Robins contends that venue in this judicial district is improper because the plaintiff does not reside here, all of the defendants do not reside here (Davis and Lerner reside in Maryland and Connecticut respectively), and the claim did not arise here. While Robins is correct on the first two points, it is not clear that the claim did not arise here. The fact that the Dalkon Shield was inserted and removed in this judicial district, and that it was allegedly removed because the plaintiff complained of heavy bleeding upon menstruation and intermittent vague pelvic pain, leads this court to conclude, at least preliminarily for the purposes of the motion, that the claim, insofar as it relates to Robins, arose in this district. Thus Robins motion to transfer pursuant to 28 U.S.C. § 1406(a) must be denied.
So much of Robins' motion as is based on 28 U.S.C. § 1404(a) to transfer the case to the Eastern District of Missouri, Eastern Division, for the convenience of the parties and witnesses, presents a different issue. As is obvious from Part I, supra, every significant event in this case, except the insertion and removal of the Dalkon Shield, occurred in Missouri. All of the known doctors who treated plaintiff and who would be expected to testify in this case reside and practice in the St. Louis area. All of the plaintiff's available medical records, both before and since the insertion of the Dalkon Shield are in Missouri. Any relevant military records are stored in that area and all defendants are within the jurisdiction of the United States District Court for the Eastern District of Missouri. Moreover, the plaintiff and her husband live in Missouri and lead counsel in the case has his office in San Francisco, California.
For all of the above reasons it is quite clear that this case should be transferred to the Eastern District of Missouri, Eastern Division, for the convenience of the parties and the witnesses.
One final issue which the Court must address is whether, in view of its decision to transfer the case to the Eastern District of Missouri, the motion to dismiss filed by Searle should be granted.
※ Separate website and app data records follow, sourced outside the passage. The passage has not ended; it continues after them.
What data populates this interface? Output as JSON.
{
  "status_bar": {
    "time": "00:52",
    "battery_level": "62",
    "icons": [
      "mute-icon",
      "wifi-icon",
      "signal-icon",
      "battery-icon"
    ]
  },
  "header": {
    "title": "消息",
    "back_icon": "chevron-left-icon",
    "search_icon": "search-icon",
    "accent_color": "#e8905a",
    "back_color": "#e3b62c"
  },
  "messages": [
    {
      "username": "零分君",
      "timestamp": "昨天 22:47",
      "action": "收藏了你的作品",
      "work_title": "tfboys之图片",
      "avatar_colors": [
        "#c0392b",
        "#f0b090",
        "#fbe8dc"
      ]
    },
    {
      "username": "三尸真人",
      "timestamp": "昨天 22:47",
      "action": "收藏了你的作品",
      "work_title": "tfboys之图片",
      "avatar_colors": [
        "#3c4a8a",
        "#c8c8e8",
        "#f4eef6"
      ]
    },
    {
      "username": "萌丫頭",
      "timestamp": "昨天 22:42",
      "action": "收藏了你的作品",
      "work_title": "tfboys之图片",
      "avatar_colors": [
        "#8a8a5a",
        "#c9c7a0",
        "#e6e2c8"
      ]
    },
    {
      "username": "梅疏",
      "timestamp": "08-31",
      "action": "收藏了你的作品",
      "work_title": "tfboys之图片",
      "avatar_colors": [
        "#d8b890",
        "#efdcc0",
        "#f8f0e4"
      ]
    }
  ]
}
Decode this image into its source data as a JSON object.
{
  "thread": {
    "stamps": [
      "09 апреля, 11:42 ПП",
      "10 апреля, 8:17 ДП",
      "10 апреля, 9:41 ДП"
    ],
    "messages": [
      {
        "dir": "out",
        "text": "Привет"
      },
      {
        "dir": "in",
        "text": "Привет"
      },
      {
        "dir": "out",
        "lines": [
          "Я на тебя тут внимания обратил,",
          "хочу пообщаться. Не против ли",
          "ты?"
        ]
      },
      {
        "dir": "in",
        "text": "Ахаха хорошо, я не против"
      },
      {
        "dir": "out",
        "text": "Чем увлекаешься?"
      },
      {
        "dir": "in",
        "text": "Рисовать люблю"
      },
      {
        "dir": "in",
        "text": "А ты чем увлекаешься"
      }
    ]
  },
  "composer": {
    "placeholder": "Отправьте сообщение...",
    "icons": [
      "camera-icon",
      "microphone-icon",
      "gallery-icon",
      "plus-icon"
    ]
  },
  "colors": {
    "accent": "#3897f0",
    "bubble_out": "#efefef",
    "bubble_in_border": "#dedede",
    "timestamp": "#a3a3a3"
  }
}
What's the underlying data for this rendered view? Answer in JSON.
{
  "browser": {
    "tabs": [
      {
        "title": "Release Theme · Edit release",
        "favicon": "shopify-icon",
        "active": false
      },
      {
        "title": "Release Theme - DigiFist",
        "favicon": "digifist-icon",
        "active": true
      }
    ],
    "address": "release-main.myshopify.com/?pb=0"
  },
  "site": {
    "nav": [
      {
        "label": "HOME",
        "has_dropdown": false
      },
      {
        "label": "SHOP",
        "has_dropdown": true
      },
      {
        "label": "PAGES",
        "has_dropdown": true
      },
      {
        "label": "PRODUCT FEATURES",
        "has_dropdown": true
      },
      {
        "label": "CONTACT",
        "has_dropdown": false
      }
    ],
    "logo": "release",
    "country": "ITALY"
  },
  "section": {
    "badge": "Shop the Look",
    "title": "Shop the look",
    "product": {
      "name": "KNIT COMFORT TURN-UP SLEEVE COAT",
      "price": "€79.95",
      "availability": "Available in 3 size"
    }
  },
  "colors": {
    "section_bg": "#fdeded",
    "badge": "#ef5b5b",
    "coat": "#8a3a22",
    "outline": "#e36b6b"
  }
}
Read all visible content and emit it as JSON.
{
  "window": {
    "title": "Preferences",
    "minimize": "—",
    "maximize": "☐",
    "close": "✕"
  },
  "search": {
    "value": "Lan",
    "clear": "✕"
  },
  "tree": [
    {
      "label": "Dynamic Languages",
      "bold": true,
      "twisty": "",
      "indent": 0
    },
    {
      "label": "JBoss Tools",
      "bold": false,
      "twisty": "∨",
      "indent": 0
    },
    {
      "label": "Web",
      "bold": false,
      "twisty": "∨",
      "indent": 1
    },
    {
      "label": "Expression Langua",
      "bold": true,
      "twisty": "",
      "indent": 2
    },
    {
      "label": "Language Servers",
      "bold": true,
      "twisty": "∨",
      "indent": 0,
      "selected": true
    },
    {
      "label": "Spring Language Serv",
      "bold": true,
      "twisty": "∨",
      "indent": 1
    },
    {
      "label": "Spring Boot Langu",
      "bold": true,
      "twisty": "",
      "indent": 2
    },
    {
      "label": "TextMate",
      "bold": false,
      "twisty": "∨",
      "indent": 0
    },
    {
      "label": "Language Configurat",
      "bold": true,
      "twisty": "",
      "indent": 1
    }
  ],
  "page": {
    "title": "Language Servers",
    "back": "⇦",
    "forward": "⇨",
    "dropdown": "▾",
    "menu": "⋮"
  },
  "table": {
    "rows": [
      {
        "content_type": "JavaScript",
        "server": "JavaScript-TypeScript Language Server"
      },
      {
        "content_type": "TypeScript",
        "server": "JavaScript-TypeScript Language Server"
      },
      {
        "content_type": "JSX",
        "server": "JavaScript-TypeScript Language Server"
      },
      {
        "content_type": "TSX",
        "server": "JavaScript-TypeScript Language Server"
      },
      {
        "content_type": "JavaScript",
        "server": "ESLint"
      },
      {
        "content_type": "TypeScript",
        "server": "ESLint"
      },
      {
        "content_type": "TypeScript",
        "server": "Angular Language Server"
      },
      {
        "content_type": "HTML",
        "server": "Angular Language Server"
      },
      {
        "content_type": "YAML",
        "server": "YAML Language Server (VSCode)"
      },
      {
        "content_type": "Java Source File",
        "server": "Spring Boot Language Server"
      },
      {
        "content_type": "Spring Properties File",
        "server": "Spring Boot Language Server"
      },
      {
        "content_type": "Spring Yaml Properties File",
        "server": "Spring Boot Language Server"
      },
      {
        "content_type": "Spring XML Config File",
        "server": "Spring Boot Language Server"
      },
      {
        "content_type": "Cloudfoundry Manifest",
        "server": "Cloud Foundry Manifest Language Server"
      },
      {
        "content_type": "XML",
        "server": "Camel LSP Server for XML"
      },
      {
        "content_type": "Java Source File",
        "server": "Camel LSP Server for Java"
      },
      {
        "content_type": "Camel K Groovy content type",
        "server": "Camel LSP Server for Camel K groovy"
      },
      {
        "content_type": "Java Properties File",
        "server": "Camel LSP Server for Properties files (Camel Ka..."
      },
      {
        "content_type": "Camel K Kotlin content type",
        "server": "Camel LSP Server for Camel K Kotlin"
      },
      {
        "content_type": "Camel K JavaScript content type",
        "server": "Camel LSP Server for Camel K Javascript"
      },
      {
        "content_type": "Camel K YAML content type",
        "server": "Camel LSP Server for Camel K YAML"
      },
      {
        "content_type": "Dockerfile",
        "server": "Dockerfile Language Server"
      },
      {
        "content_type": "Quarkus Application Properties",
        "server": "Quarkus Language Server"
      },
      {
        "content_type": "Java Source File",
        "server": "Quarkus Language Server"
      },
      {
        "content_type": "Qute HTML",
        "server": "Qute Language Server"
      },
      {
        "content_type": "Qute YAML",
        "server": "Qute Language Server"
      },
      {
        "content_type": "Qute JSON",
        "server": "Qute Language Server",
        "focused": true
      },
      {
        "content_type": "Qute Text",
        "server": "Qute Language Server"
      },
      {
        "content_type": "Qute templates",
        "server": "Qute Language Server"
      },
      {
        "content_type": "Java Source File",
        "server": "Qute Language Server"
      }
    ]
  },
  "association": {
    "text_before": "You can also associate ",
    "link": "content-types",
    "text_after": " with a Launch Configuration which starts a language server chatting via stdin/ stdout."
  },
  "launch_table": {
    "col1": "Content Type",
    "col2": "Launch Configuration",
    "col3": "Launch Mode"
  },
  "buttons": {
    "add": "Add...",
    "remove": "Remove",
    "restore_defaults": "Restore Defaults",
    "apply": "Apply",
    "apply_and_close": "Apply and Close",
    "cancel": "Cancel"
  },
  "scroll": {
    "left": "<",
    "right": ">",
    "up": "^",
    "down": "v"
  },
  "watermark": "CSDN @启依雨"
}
Searle has moved to dismiss for lack of personal jurisdiction, and the Court has found that indeed there is no personal jurisdiction over that defendant. See Part II, supra. While the parties have not addressed the issue of a transfer of the case to include Searle where the Court does not have personal jurisdiction over that defendant, it is clear that the Court may transfer the case without dismissing the defendant for lack of personal jurisdiction. See Goldlawr, Inc. v. Heiman, 369 U.S. 463, 82 S. Ct. 913, 8 L. Ed. 2d 39 (1962); Ellis v. Great Southwestern Corp., 646 F.2d 1099 (5th Cir.1981); Corke v. Sameiet M.S. Song of Norway, 572 F.2d 77 (2d Cir.1978); Dubin v. United States, 380 F.2d 813 (5th Cir.1967); Brown v. Grimm, 483 F. Supp. 40 (N.D.Ill.1979); Rollins v. Proctor & Schwartz, 478 F. Supp. 1137 (D S.C.1979); Textile Museum v. F. Eberstadt & Co., Inc., 440 F. Supp. 30 (D D.C.1977).
After giving careful consideration to the above authorities this Court concludes that Searle's motion to dismiss should be denied and the case, including the claims against Searle, transferred to the Eastern District of Missouri.
After giving careful consideration to all of the above factors, the Court concludes that the motion to dismiss filed by Robins should be denied, the motion to dismiss filed by Searle should be denied, and the motion to transfer pursuant to 28 U.S.C. § 1404(a) should be granted, and the case transferred to the Eastern District of Missouri, Eastern Division. While the Court will not address the pending discovery motions in view of its decision to transfer, it notes that a number of those motions may be moot in view of the disposition in this case, but in any event, the Court will stay discovery until the case has been effectively transferred to the Eastern District of Missouri, Eastern Division.
An appropriate Order shall issue.